START DATA UNDER STUDY

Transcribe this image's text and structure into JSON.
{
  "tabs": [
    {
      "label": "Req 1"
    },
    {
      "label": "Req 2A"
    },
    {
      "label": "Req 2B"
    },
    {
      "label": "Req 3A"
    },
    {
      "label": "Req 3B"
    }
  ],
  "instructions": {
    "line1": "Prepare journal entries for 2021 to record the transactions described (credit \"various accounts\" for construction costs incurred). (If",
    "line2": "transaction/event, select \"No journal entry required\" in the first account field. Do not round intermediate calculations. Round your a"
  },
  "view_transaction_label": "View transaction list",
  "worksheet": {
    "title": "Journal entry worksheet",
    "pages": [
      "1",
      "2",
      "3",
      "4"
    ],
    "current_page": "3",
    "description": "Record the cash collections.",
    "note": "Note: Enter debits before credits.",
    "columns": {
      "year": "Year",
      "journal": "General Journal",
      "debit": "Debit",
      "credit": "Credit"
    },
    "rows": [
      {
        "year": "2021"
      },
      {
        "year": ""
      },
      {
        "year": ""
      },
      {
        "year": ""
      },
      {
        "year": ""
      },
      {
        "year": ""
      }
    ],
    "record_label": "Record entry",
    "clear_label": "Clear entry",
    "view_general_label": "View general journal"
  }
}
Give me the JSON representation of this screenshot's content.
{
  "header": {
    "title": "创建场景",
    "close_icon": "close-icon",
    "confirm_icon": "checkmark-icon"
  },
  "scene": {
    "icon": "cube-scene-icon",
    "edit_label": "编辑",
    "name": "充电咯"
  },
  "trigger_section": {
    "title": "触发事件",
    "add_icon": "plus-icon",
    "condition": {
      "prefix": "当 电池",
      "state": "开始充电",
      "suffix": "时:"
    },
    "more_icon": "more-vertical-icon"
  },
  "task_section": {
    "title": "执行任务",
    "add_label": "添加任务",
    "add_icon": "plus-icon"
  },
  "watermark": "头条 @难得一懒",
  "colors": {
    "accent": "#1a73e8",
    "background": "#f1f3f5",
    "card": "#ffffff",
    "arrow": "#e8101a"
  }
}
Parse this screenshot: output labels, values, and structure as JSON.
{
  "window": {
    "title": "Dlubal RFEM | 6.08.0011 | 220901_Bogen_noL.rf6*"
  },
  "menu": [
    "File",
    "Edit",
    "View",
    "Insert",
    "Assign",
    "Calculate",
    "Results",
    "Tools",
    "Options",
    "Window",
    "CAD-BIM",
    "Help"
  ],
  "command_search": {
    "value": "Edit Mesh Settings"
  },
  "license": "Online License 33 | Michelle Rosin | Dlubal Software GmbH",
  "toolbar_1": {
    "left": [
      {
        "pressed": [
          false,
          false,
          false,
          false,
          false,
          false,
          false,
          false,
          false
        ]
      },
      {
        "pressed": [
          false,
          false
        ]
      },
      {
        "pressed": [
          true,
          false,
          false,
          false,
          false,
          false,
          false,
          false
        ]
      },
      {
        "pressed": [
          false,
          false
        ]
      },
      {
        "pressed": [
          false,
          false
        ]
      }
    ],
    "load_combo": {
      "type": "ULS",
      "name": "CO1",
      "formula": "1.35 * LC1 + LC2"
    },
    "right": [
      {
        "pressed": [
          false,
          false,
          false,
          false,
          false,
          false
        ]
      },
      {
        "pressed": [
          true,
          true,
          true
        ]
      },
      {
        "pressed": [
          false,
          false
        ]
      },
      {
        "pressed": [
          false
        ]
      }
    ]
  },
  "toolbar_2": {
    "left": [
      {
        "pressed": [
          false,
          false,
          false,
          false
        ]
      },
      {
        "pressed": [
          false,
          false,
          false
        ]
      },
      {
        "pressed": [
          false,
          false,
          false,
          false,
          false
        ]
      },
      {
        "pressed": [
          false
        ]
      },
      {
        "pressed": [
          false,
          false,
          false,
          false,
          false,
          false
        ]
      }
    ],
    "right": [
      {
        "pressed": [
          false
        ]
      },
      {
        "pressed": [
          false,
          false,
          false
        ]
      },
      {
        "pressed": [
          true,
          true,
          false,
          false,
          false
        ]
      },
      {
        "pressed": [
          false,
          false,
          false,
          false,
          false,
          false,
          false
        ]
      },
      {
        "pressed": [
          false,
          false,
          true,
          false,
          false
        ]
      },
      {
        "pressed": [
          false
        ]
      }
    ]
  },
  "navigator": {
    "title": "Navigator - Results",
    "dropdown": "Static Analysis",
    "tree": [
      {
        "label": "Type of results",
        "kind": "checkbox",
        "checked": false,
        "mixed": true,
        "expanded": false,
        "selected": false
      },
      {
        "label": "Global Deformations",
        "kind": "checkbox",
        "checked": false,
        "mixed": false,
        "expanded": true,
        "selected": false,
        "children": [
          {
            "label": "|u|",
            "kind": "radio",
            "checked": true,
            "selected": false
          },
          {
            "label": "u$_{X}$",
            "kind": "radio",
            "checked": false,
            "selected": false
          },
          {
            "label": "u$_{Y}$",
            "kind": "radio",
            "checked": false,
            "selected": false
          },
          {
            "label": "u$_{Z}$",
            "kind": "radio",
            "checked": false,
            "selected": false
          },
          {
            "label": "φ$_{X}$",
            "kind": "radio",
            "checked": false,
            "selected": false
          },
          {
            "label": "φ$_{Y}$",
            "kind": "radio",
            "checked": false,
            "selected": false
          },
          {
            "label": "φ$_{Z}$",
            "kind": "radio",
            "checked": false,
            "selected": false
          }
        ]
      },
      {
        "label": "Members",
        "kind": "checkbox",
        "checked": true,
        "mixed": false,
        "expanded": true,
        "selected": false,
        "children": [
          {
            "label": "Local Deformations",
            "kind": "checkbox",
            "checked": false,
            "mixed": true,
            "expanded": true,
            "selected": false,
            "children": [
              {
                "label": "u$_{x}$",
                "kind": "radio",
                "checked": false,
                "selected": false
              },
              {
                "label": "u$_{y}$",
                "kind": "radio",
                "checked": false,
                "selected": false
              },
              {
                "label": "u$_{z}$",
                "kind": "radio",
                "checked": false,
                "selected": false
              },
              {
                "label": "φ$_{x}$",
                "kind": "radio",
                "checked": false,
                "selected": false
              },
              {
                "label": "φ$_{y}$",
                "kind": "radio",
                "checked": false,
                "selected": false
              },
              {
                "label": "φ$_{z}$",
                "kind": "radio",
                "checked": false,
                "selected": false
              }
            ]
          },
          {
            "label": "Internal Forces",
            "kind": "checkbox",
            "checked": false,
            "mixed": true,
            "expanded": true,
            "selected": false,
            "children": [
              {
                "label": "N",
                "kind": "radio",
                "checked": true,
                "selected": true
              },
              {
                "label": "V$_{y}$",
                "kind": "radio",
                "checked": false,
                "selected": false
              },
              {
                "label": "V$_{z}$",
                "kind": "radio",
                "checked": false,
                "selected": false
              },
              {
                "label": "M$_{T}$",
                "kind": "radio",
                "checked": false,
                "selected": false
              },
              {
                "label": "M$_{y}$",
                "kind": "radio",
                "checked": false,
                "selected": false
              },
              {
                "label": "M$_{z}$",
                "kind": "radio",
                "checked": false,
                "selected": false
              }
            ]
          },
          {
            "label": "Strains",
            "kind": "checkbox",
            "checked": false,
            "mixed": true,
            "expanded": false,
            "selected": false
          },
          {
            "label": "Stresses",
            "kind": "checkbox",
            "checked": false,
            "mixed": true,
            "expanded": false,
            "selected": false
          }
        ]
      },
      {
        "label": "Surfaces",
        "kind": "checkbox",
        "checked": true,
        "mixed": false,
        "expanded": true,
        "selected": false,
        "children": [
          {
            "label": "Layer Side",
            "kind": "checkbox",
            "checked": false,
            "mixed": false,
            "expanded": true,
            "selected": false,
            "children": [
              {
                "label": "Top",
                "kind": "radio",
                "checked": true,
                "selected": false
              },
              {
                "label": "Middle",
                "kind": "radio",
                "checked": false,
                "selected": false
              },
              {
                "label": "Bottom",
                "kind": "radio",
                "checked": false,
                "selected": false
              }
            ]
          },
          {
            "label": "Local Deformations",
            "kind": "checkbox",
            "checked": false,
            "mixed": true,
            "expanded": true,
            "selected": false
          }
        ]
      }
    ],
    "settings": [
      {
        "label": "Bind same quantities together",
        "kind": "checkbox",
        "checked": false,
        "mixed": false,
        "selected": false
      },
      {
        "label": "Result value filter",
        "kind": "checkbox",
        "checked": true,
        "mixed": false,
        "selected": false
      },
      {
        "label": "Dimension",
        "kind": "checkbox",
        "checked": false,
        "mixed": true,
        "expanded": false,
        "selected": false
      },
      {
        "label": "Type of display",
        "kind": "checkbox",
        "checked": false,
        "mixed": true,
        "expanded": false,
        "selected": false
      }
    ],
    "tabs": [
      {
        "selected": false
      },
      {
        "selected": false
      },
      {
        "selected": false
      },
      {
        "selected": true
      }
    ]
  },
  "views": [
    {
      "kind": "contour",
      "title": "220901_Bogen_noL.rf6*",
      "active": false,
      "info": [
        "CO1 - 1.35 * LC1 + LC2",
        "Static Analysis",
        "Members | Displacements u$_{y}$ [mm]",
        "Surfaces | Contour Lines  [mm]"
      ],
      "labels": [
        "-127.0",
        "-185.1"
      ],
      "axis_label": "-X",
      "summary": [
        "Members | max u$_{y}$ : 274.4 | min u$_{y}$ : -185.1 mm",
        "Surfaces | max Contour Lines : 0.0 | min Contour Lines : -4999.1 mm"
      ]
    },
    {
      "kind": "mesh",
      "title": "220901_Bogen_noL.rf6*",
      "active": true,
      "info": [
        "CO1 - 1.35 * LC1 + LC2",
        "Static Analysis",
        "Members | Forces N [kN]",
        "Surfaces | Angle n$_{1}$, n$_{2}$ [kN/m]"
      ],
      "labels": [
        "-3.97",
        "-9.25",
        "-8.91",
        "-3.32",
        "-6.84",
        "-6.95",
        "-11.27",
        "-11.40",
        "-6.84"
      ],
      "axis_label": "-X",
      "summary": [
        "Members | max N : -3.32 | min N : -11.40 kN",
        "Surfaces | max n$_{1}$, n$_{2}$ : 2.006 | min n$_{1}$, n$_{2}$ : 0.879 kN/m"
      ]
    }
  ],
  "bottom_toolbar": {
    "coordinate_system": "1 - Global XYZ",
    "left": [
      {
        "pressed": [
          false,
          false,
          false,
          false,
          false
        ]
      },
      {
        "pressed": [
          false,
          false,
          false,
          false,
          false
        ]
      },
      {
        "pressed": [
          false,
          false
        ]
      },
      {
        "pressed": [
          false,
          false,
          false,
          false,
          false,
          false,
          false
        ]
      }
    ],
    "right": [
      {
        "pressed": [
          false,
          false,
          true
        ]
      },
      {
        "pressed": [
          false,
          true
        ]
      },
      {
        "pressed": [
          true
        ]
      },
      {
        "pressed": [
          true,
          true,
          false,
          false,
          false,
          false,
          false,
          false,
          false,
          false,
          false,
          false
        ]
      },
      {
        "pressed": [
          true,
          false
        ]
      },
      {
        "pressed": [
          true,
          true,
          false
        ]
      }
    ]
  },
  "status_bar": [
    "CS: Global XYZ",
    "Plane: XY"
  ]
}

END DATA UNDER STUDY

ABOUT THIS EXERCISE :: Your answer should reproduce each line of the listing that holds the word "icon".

FINISHED TASK ::
    "close_icon": "close-icon",
    "confirm_icon": "checkmark-icon"
    "icon": "cube-scene-icon",
    "add_icon": "plus-icon",
    "more_icon": "more-vertical-icon"
    "add_icon": "plus-icon"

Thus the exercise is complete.